A slot is a position within a group, series, or sequence. It can also be a specific position in an airplane used as part of the control system, such as an air gap between the wing and an auxiliary airfoil or a flap.
A specialized computer chip inside a modern slot machine determines which symbols will land in a given spin, as well as how much the player earns. The machines can be programmed to weight certain symbols, which gives them a greater chance of appearing on the payline than others. Manufacturers can also program them to appear more often on a particular reel. This can make it seem like a particular symbol is “hot” or “cold”, but the truth is that it’s just a matter of probability.

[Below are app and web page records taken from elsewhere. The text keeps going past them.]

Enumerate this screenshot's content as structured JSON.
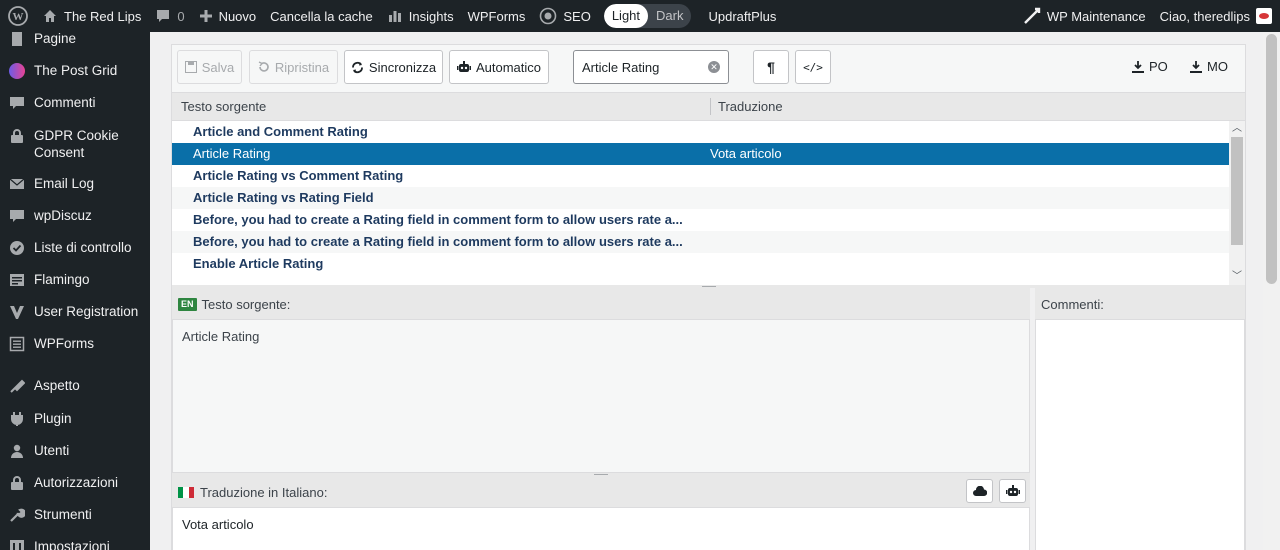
{
  "adminbar": {
    "site_name": "The Red Lips",
    "comments_count": "0",
    "new_label": "Nuovo",
    "clear_cache": "Cancella la cache",
    "insights": "Insights",
    "wpforms": "WPForms",
    "seo": "SEO",
    "theme_light": "Light",
    "theme_dark": "Dark",
    "updraft": "UpdraftPlus",
    "maintenance": "WP Maintenance",
    "greeting": "Ciao, theredlips"
  },
  "sidebar": {
    "items": [
      {
        "label": "Pagine",
        "icon": "pages-icon"
      },
      {
        "label": "The Post Grid",
        "icon": "post-grid-icon"
      },
      {
        "label": "Commenti",
        "icon": "comments-icon"
      },
      {
        "label": "GDPR Cookie Consent",
        "icon": "lock-icon"
      },
      {
        "label": "Email Log",
        "icon": "email-icon"
      },
      {
        "label": "wpDiscuz",
        "icon": "discuz-icon"
      },
      {
        "label": "Liste di controllo",
        "icon": "checklist-icon"
      },
      {
        "label": "Flamingo",
        "icon": "flamingo-icon"
      },
      {
        "label": "User Registration",
        "icon": "user-registration-icon"
      },
      {
        "label": "WPForms",
        "icon": "wpforms-icon"
      },
      {
        "label": "Aspetto",
        "icon": "appearance-icon"
      },
      {
        "label": "Plugin",
        "icon": "plugin-icon"
      },
      {
        "label": "Utenti",
        "icon": "users-icon"
      },
      {
        "label": "Autorizzazioni",
        "icon": "authorizations-icon"
      },
      {
        "label": "Strumenti",
        "icon": "tools-icon"
      },
      {
        "label": "Impostazioni",
        "icon": "settings-icon"
      }
    ]
  },
  "toolbar": {
    "save": "Salva",
    "restore": "Ripristina",
    "sync": "Sincronizza",
    "auto": "Automatico",
    "search_value": "Article Rating",
    "download_po": "PO",
    "download_mo": "MO"
  },
  "list": {
    "col_source": "Testo sorgente",
    "col_translation": "Traduzione",
    "rows": [
      {
        "source": "Article and Comment Rating",
        "translation": ""
      },
      {
        "source": "Article Rating",
        "translation": "Vota articolo"
      },
      {
        "source": "Article Rating vs Comment Rating",
        "translation": ""
      },
      {
        "source": "Article Rating vs Rating Field",
        "translation": ""
      },
      {
        "source": "Before, you had to create a Rating field in comment form to allow users rate a...",
        "translation": ""
      },
      {
        "source": "Before, you had to create a Rating field in comment form to allow users rate a...",
        "translation": ""
      },
      {
        "source": "Enable Article Rating",
        "translation": ""
      }
    ]
  },
  "source_panel": {
    "lang_code": "EN",
    "label": "Testo sorgente:",
    "text": "Article Rating"
  },
  "translation_panel": {
    "label": "Traduzione in Italiano:",
    "text": "Vota articolo"
  },
  "comments_panel": {
    "label": "Commenti:"
  },
  "colors": {
    "accent": "#0a6fa8",
    "adminbar_bg": "#1d2327"
  }
}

The payouts, play lines, and bonus features of a slot game are outlined in its pay table. This information is typically displayed above the machine, and players should read it before starting a game. This will help them understand how the game works and how to maximize their chances of winning.
Depending on the type of slot machine, players can insert cash or, in “ticket-in, ticket-out” machines, a paper ticket with a barcode. They then activate the machine by pressing a lever or button (either physical or on a touchscreen), which causes the reels to spin and stop. If a combination of symbols forms on the payline, the player wins credits based on the number and value of those symbols. The symbols vary depending on the theme, but classics include fruit, bells, and stylized lucky sevens.
Slots are not a good choice for people with gambling problems. Researchers have found that people who gamble on slot machines reach a debilitating level of addiction three times as fast as those who play traditional casino games. They also lose a lot more money on slot machines than they do on other types of gambling, such as table games and video poker.
One thing to keep in mind when playing slot machines is that there are no tricks or strategies. The odds of hitting a jackpot are extremely low, and most of the time, you’re just making a small bet with a lot of money. Unless you’re a professional slot player, you should avoid these machines altogether.
While there are a few tips you can follow to improve your slot experience, the main thing to remember is that speed and concentration are crucial. You’ll want to spin the reels as quickly as possible, while avoiding distractions such as cell phones and other players. If you can focus on these things, then you’ll be able to increase your chances of winning by playing slots for as long as possible. And, of course, you should always read the rules and regulations for each slot machine before you start playing. It’s also a good idea to have a basic understanding of statistics, as this can help you decide when you should play and when you should walk away.